- Opening Delimiter -

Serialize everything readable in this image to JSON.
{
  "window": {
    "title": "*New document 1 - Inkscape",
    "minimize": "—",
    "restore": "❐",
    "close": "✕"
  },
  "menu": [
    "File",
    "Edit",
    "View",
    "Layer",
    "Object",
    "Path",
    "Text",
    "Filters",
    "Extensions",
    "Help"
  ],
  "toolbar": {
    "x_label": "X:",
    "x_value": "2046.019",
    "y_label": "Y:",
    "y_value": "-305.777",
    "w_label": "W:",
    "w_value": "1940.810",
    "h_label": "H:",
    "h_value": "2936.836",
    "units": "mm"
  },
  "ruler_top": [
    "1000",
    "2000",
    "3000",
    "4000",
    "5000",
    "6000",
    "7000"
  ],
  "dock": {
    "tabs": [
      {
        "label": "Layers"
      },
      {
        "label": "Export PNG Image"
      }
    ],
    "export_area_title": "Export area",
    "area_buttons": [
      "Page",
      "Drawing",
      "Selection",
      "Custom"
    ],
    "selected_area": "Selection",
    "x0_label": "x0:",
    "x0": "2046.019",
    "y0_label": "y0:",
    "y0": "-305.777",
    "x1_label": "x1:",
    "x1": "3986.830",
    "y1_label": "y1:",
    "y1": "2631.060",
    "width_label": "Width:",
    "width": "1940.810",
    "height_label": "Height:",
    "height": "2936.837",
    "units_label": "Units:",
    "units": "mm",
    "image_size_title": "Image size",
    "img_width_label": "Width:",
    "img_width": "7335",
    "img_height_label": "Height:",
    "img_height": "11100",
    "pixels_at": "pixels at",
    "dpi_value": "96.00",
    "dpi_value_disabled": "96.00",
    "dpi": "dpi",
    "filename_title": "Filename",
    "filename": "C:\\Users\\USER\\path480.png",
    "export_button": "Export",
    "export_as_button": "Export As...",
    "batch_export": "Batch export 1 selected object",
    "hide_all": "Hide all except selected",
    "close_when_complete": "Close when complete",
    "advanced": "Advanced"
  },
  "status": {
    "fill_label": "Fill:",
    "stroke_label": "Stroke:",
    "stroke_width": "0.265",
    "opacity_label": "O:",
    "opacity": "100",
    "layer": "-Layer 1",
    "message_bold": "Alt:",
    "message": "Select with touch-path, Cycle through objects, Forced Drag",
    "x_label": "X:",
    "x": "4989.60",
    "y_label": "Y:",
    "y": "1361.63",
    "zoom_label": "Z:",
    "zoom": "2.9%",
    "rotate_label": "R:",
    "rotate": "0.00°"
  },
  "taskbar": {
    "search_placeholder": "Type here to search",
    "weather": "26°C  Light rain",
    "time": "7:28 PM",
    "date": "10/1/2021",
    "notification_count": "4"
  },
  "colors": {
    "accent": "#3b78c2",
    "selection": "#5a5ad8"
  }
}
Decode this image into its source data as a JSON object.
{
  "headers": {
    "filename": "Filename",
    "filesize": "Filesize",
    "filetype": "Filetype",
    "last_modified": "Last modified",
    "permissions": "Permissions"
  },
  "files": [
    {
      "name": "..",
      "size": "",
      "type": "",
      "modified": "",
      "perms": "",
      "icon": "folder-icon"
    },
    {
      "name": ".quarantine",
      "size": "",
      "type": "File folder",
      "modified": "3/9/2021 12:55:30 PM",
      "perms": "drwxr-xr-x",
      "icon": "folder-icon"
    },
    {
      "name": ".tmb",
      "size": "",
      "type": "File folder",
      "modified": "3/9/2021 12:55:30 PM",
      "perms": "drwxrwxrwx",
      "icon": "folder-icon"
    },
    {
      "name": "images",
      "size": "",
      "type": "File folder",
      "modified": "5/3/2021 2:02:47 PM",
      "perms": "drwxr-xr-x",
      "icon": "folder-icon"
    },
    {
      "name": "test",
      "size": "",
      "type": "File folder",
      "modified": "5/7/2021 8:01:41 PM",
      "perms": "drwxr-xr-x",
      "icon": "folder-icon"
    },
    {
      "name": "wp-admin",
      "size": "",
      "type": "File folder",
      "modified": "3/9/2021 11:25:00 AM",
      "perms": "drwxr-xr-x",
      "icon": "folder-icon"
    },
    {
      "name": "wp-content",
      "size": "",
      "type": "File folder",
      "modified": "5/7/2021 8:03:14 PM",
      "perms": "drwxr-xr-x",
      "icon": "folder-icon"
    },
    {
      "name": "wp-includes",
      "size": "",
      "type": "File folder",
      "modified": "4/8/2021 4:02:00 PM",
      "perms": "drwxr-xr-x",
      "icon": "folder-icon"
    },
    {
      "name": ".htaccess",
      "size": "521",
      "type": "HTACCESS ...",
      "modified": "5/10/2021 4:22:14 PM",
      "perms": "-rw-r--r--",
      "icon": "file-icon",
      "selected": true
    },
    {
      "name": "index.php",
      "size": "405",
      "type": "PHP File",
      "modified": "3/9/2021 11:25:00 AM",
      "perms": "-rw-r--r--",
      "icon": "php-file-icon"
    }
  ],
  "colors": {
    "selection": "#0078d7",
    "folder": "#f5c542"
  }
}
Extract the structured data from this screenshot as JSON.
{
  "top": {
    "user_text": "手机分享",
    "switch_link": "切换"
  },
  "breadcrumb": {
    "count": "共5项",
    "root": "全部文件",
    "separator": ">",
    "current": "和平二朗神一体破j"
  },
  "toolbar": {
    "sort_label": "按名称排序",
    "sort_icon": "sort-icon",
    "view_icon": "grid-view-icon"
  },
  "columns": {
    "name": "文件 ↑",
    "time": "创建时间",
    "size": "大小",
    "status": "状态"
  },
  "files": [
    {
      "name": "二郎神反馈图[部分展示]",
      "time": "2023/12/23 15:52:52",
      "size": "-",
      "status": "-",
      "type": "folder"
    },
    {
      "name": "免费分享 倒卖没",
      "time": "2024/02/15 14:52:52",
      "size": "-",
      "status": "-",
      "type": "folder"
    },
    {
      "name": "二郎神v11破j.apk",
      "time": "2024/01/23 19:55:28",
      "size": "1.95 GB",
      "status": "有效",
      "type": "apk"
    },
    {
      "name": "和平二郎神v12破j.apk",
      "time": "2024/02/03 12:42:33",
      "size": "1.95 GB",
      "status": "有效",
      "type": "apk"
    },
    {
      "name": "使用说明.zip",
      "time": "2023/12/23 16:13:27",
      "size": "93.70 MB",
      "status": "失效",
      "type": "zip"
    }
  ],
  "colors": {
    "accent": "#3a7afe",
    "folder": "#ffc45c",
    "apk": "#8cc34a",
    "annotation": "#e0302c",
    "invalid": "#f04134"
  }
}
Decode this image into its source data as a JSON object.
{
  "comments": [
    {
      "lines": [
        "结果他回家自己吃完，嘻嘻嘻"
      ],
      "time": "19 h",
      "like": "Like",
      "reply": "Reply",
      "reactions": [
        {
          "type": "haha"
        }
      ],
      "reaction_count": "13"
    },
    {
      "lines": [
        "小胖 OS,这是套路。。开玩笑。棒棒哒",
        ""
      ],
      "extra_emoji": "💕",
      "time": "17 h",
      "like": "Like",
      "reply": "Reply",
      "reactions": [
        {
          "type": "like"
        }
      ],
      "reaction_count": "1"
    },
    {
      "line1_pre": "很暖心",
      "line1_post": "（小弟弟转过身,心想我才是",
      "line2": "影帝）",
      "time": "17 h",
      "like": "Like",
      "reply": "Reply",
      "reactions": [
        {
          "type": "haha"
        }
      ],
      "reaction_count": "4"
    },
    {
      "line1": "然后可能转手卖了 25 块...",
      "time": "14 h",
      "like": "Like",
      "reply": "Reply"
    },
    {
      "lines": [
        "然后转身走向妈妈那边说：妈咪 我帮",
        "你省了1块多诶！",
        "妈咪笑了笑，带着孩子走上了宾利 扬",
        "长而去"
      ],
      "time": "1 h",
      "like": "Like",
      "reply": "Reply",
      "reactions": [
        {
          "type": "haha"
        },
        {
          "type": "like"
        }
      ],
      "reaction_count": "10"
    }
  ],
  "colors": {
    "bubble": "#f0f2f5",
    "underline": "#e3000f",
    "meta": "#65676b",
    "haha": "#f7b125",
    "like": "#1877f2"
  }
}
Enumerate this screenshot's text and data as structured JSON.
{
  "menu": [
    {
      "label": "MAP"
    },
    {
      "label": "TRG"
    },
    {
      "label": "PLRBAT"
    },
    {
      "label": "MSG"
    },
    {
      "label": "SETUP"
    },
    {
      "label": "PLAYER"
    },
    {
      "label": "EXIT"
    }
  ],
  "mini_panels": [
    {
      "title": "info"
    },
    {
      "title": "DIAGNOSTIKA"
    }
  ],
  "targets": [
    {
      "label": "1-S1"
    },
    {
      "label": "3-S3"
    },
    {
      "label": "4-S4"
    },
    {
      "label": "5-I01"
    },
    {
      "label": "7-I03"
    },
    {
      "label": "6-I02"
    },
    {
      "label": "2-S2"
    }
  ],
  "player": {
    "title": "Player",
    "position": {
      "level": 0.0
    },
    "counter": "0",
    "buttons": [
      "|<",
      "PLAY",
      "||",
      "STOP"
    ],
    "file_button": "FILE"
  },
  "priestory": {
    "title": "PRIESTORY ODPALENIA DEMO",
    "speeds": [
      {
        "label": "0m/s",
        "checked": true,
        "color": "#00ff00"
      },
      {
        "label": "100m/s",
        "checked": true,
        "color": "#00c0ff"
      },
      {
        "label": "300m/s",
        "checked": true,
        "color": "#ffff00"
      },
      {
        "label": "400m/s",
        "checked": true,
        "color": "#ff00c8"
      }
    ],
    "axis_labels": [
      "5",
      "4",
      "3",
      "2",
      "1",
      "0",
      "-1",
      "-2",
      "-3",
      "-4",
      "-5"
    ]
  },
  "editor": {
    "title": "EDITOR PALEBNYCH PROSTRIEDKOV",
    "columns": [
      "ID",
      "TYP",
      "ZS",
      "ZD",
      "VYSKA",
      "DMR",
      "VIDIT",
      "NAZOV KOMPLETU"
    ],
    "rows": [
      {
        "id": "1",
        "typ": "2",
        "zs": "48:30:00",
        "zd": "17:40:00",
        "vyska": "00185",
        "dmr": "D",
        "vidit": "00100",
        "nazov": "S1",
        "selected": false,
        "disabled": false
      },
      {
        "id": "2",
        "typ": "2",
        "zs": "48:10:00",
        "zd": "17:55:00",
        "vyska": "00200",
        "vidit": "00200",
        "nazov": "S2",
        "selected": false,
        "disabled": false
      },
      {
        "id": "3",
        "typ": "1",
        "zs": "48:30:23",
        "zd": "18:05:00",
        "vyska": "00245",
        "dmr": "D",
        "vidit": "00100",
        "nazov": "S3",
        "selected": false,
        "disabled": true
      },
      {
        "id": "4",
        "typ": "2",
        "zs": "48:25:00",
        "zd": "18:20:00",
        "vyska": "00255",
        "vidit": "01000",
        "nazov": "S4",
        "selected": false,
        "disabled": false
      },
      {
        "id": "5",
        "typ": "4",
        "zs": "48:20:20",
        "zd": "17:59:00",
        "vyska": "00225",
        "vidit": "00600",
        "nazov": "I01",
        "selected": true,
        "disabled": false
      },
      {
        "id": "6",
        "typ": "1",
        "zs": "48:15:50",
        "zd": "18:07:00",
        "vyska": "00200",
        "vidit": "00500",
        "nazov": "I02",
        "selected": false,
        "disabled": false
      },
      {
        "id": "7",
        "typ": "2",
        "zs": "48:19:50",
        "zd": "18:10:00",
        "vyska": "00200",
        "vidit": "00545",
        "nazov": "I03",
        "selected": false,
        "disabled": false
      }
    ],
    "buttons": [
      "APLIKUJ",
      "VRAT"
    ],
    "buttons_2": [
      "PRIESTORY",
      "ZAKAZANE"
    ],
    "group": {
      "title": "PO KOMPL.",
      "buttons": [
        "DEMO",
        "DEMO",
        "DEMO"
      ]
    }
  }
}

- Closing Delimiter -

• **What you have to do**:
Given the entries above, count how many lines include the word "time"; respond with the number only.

• **Completed task**:
12